In the grand scheme of things, ISIL is a place-holder. Nature abhors a vacuum. Just as with physics, so it is with politics and government. Its ability to stand has been augmented by the kind of leadership and technical expertise ISIL has been able to attract. Further acquisition of oilfields and money plundered from banks in conquered areas had provided the wealth to fuel its existence and its war machine. If there is any doubt that ISIL is a lucky opportunist, consider that it brought almost no military ordnance of its own except infantry weapons. All of ISIL’s tanks, artillery and other heavy weapons were captured from fleeing Syrian and Iraqi forces. And while there are some shady arms dealers who are doubtlessly selling their wares to the caliphate, none are significant enough to provide heavy weapons and armored fighting vehicles in quantities worth noting.
ISIL has been able to attract fighters from across the Muslim world, most of whom are Middle Eastern Arabs, Chechens, Dagestanis and Pakistanis. Many come with military training via the national armies of their home nations. Some even have prior combat experience. I do not know what percentage of enlistees have prior military experience, but these men can be integrated into existing ISIL units rather quickly. Among them are the men who have training to use the many weapons systems that ISIL captured. Tank crewmen, artillery gun crews, communications men and crewmen for heavy infantry weapons come already trained. Any tank, artillery piece or heavy weapon made from 1950 to the present can be put to almost immediate use.
ISIL’s leaders are not a bunch of ragged sand people. All evidence shows that they train their troops and provide good small-unit leadership. Their forces are disciplined enough to provide a credible threat to the Syrian factions and Iraq. It is no wonder that the force that has withstood them firmly, the Kurds, are also disciplined and trained fighters.
At the top, ISIL has people who can handle money and who can run oil operations.
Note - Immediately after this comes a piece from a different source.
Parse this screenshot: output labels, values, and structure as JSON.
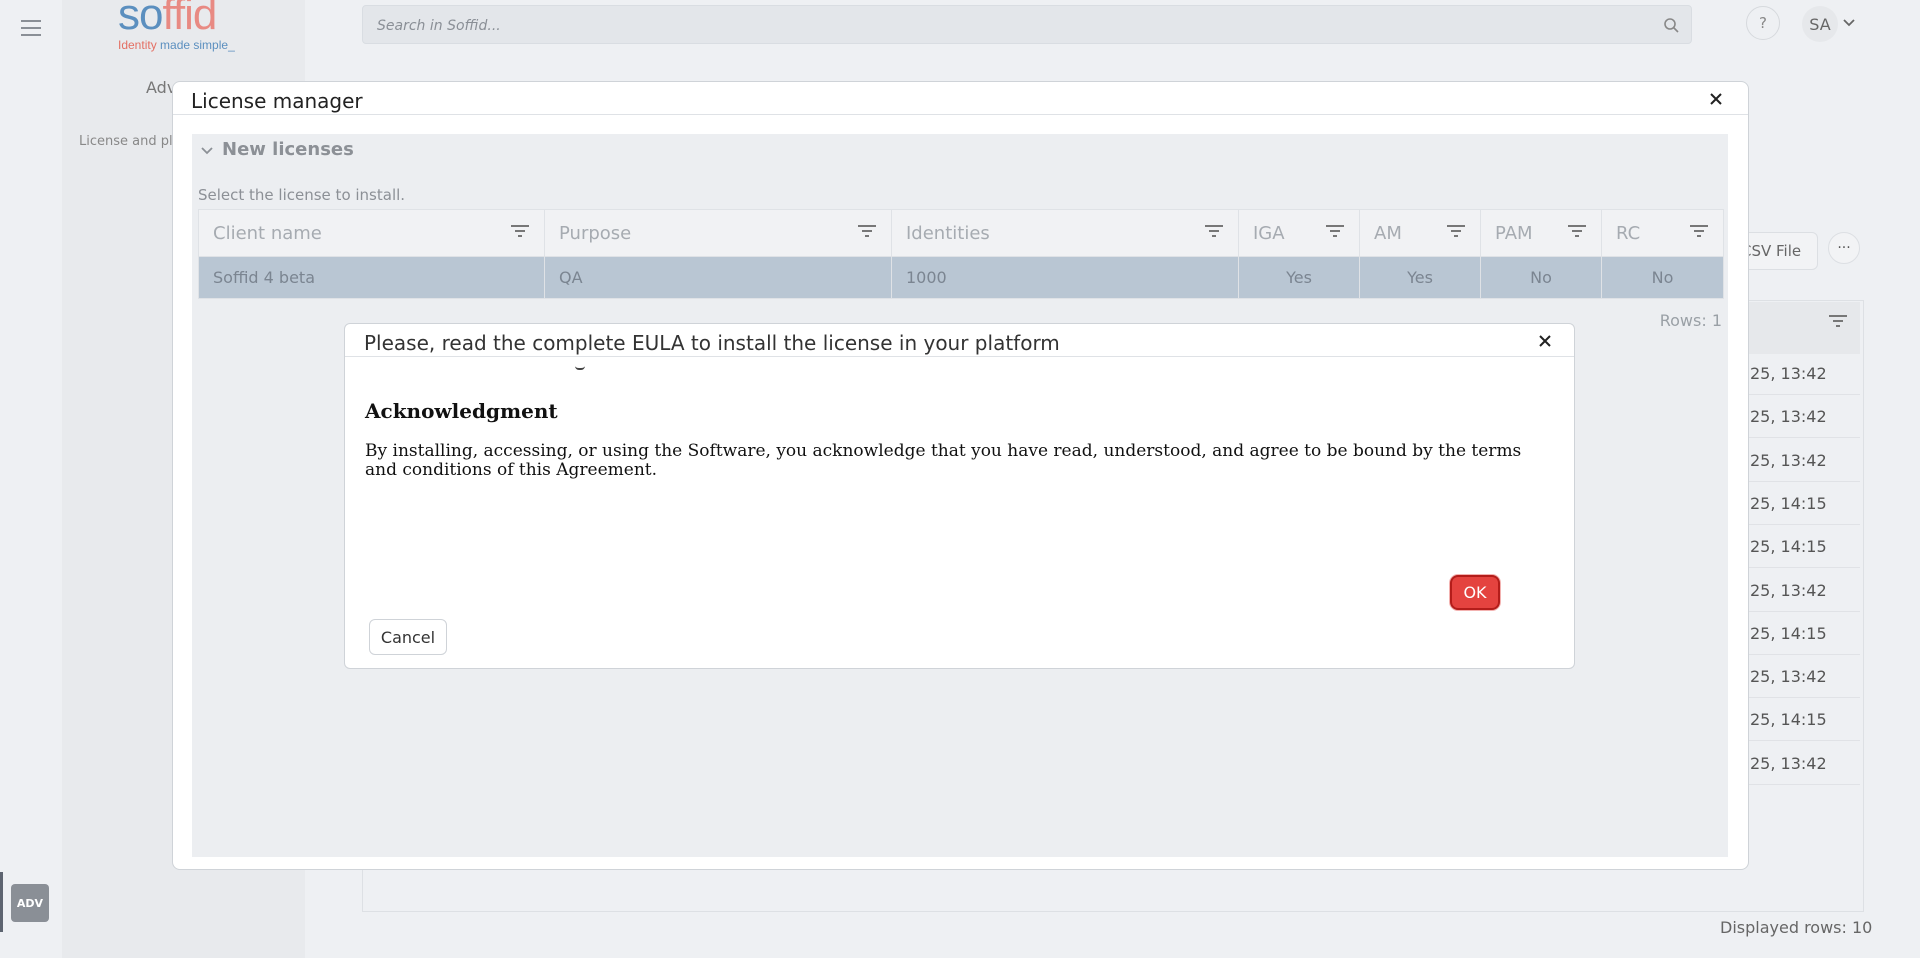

They also have people who can sell the oil in bulk on the black market. Just as they have done well with Internet media and recruitment, so they have been able to maintain a working economy.
For all they have, ISIL can only stand so long as the power vacuum continues. For all its bluster and noise, it is an aberration rather than a phenomenon. ISIL has almost no air power and no notable allies. Its shipping is not much different than smuggling. ISIL has neither a maritime nor an air cargo fleet. Military hardware is mostly what it has captured. Acquiring more via arms deals will yield little. The problem is not just buying it, but getting it to ISIL territory. One thing ISIL cannot survive is the war of attrition. The caliphate can be worn down by the slow and inexorable losses of military hardware, manpower and essentials for its economy.
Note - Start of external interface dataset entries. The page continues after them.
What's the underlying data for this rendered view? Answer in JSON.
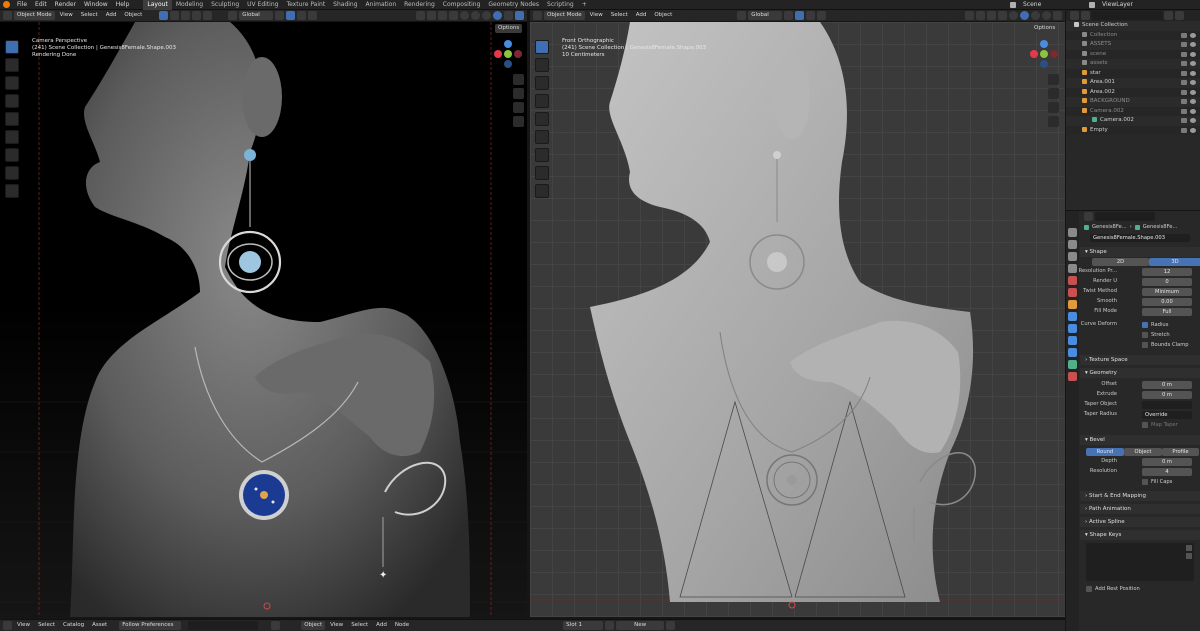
{
  "menu": {
    "items": [
      "File",
      "Edit",
      "Render",
      "Window",
      "Help"
    ],
    "workspaces": [
      "Layout",
      "Modeling",
      "Sculpting",
      "UV Editing",
      "Texture Paint",
      "Shading",
      "Animation",
      "Rendering",
      "Compositing",
      "Geometry Nodes",
      "Scripting",
      "+"
    ],
    "active_workspace": "Layout",
    "scene": "Scene",
    "view_layer": "ViewLayer"
  },
  "left_viewport": {
    "mode": "Object Mode",
    "menus": [
      "View",
      "Select",
      "Add",
      "Object"
    ],
    "transform": "Global",
    "options": "Options",
    "info": [
      "Camera Perspective",
      "(241) Scene Collection | Genesis8Female.Shape.003",
      "Rendering Done"
    ]
  },
  "right_viewport": {
    "mode": "Object Mode",
    "menus": [
      "View",
      "Select",
      "Add",
      "Object"
    ],
    "transform": "Global",
    "options": "Options",
    "info": [
      "Front Orthographic",
      "(241) Scene Collection | Genesis8Female.Shape.003",
      "10 Centimeters"
    ]
  },
  "bottom_bar": {
    "left_menus": [
      "View",
      "Select",
      "Catalog",
      "Asset"
    ],
    "follow": "Follow Preferences",
    "mid_menus": [
      "Object",
      "View",
      "Select",
      "Add",
      "Node"
    ],
    "slot": "Slot 1",
    "new_label": "New"
  },
  "outliner": {
    "root": "Scene Collection",
    "items": [
      {
        "label": "Collection",
        "style": "dim",
        "color": "#8a8a8a"
      },
      {
        "label": "ASSETS",
        "style": "dim",
        "color": "#8a8a8a"
      },
      {
        "label": "scene",
        "style": "dim",
        "color": "#8a8a8a"
      },
      {
        "label": "assets",
        "style": "dim",
        "color": "#8a8a8a"
      },
      {
        "label": "star",
        "style": "normal",
        "color": "#e09a3a"
      },
      {
        "label": "Area.001",
        "style": "normal",
        "color": "#e09a3a"
      },
      {
        "label": "Area.002",
        "style": "normal",
        "color": "#e09a3a"
      },
      {
        "label": "BACKGROUND",
        "style": "dim",
        "color": "#e09a3a"
      },
      {
        "label": "Camera.002",
        "style": "dim",
        "color": "#e09a3a"
      },
      {
        "label": "Camera.002",
        "style": "child",
        "color": "#4fb08a"
      },
      {
        "label": "Empty",
        "style": "normal",
        "color": "#e09a3a"
      }
    ]
  },
  "properties": {
    "breadcrumb": [
      "Genesis8Fe...",
      "Genesis8Fe..."
    ],
    "datablock": "Genesis8Female.Shape.003",
    "shape": {
      "header": "Shape",
      "dim_2d": "2D",
      "dim_3d": "3D",
      "fields": [
        {
          "label": "Resolution Pr...",
          "value": "12"
        },
        {
          "label": "Render U",
          "value": "0"
        },
        {
          "label": "Twist Method",
          "value": "Minimum"
        },
        {
          "label": "Smooth",
          "value": "0.00"
        },
        {
          "label": "Fill Mode",
          "value": "Full"
        }
      ],
      "curve_deform_label": "Curve Deform",
      "checks": [
        {
          "label": "Radius",
          "checked": true
        },
        {
          "label": "Stretch",
          "checked": false
        },
        {
          "label": "Bounds Clamp",
          "checked": false
        }
      ]
    },
    "texture_space": "Texture Space",
    "geometry": {
      "header": "Geometry",
      "fields": [
        {
          "label": "Offset",
          "value": "0 m"
        },
        {
          "label": "Extrude",
          "value": "0 m"
        }
      ],
      "taper_object_label": "Taper Object",
      "taper_radius_label": "Taper Radius",
      "taper_radius_value": "Override",
      "map_taper": "Map Taper"
    },
    "bevel": {
      "header": "Bevel",
      "modes": [
        "Round",
        "Object",
        "Profile"
      ],
      "active_mode": "Round",
      "depth_label": "Depth",
      "depth_value": "0 m",
      "resolution_label": "Resolution",
      "resolution_value": "4",
      "fill_caps": "Fill Caps"
    },
    "collapsed_panels": [
      "Start & End Mapping",
      "Path Animation",
      "Active Spline"
    ],
    "shape_keys": "Shape Keys",
    "add_rest_position": "Add Rest Position"
  },
  "colors": {
    "accent_blue": "#4772b3",
    "gizmo_x": "#e5394a",
    "gizmo_y": "#8bc43f",
    "gizmo_z": "#4a8de0"
  }
}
ISIL can stand alone for the present. When the time comes that it needs allies and economic partners, its days are numbered. No stable government would ally with ISIL for a variety of reasons. Likewise, none will enter into an economic agreement with the caliphate. Ironically, ISIL has made enemies of nations that are inimical to one another. The Arab Gulf States and Iran both oppose it, even as they have their own cold war pitting Arabs against Persians. There seems to be some kind of non-aggression deal with Turkey, but that can unravel quickly. Without allies and a stable form of trade, ISIL will last only as long as its existing supplies of manpower, ordnance, food and fuel. Its survival depends on its ability to provide for itself with the means under its immediate control. That will also dwindle.
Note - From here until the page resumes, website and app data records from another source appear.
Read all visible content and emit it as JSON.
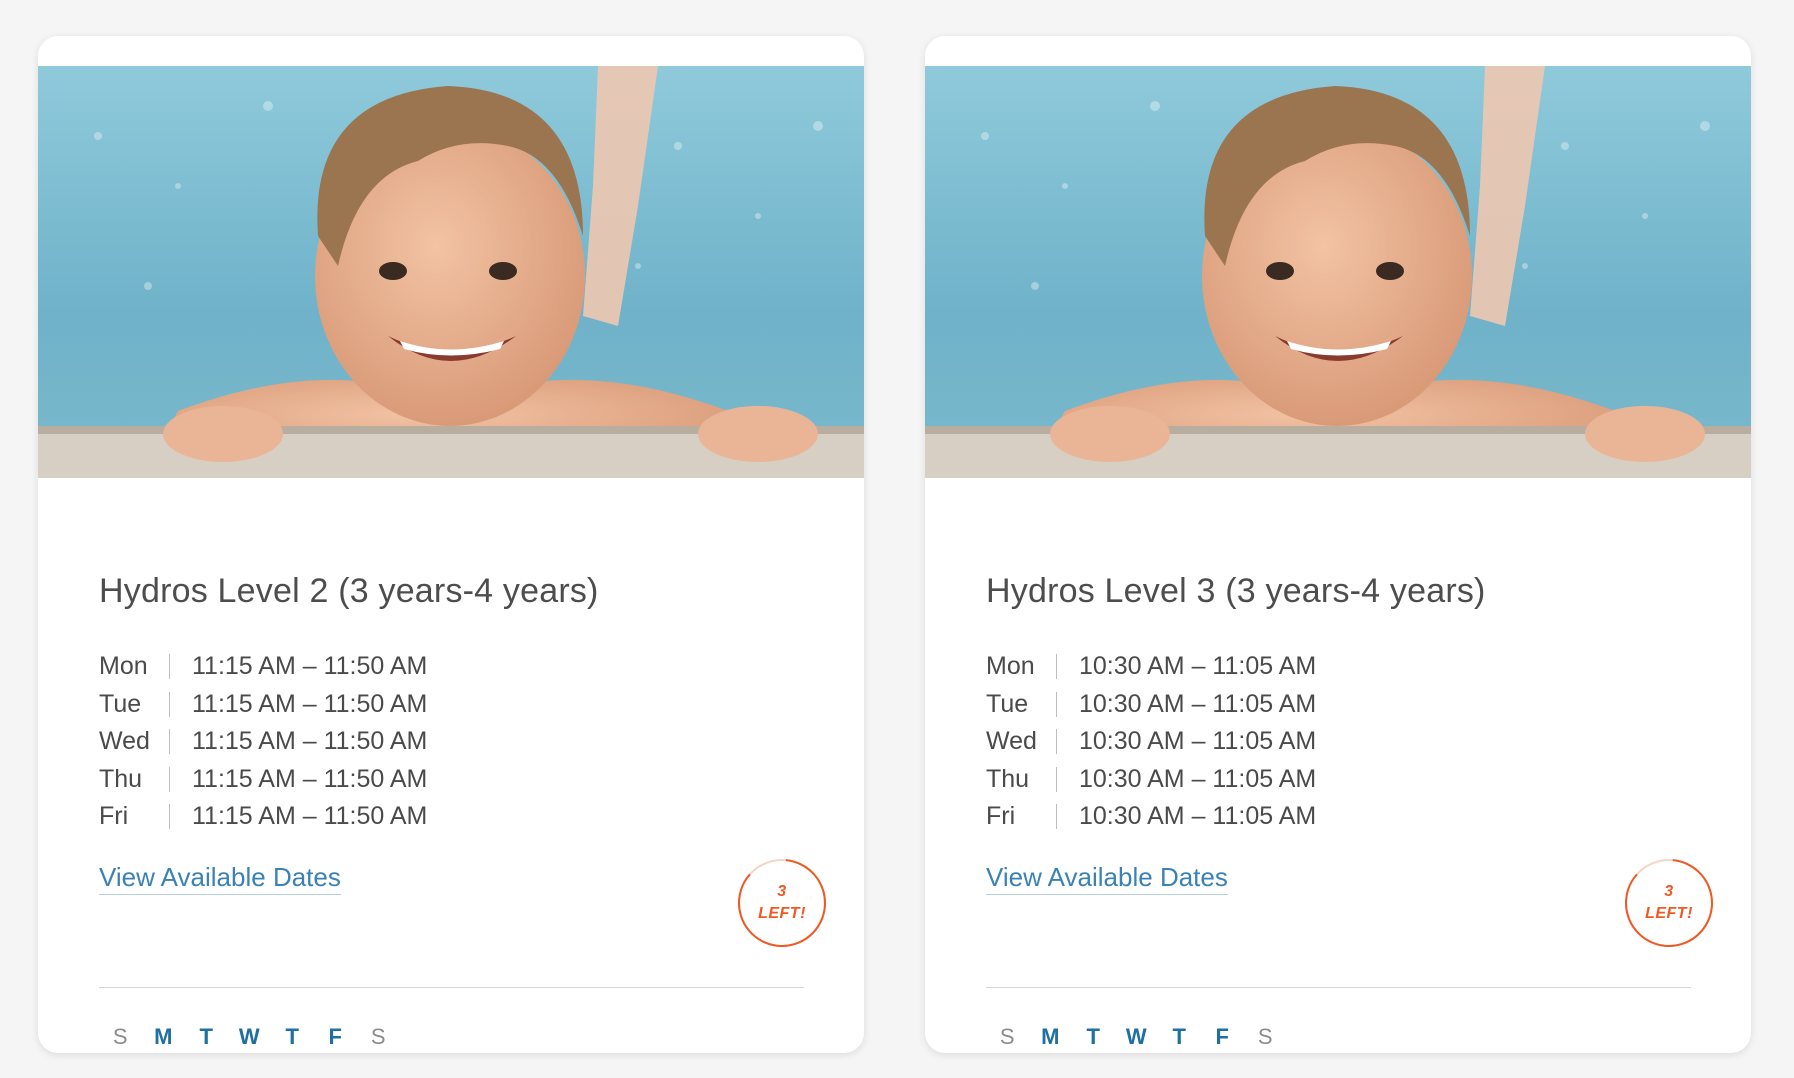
{
  "cards": [
    {
      "title": "Hydros Level 2 (3 years-4 years)",
      "schedule": [
        {
          "day": "Mon",
          "time": "11:15 AM – 11:50 AM"
        },
        {
          "day": "Tue",
          "time": "11:15 AM – 11:50 AM"
        },
        {
          "day": "Wed",
          "time": "11:15 AM – 11:50 AM"
        },
        {
          "day": "Thu",
          "time": "11:15 AM – 11:50 AM"
        },
        {
          "day": "Fri",
          "time": "11:15 AM – 11:50 AM"
        }
      ],
      "link_label": "View Available Dates",
      "badge": {
        "count": "3",
        "label": "LEFT!"
      },
      "weekdays": [
        {
          "letter": "S",
          "active": false
        },
        {
          "letter": "M",
          "active": true
        },
        {
          "letter": "T",
          "active": true
        },
        {
          "letter": "W",
          "active": true
        },
        {
          "letter": "T",
          "active": true
        },
        {
          "letter": "F",
          "active": true
        },
        {
          "letter": "S",
          "active": false
        }
      ]
    },
    {
      "title": "Hydros Level 3 (3 years-4 years)",
      "schedule": [
        {
          "day": "Mon",
          "time": "10:30 AM – 11:05 AM"
        },
        {
          "day": "Tue",
          "time": "10:30 AM – 11:05 AM"
        },
        {
          "day": "Wed",
          "time": "10:30 AM – 11:05 AM"
        },
        {
          "day": "Thu",
          "time": "10:30 AM – 11:05 AM"
        },
        {
          "day": "Fri",
          "time": "10:30 AM – 11:05 AM"
        }
      ],
      "link_label": "View Available Dates",
      "badge": {
        "count": "3",
        "label": "LEFT!"
      },
      "weekdays": [
        {
          "letter": "S",
          "active": false
        },
        {
          "letter": "M",
          "active": true
        },
        {
          "letter": "T",
          "active": true
        },
        {
          "letter": "W",
          "active": true
        },
        {
          "letter": "T",
          "active": true
        },
        {
          "letter": "F",
          "active": true
        },
        {
          "letter": "S",
          "active": false
        }
      ]
    }
  ],
  "colors": {
    "accent_blue": "#3a82b5",
    "weekday_active": "#1f6fa3",
    "badge_orange": "#ee5a24",
    "pool_water": "#7fbfd4"
  }
}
ISIL can fall apart in several ways. It may implode from within, splitting into hostile factions. It may be overcome from without by a stronger power, such as Turkey. And it may just crumble, its downfall accelerating as its infrastructure collapses. ISIL is a fierce dragon today, but once the region begins to stabilize, it will become a little sand lizard scurrying for cover.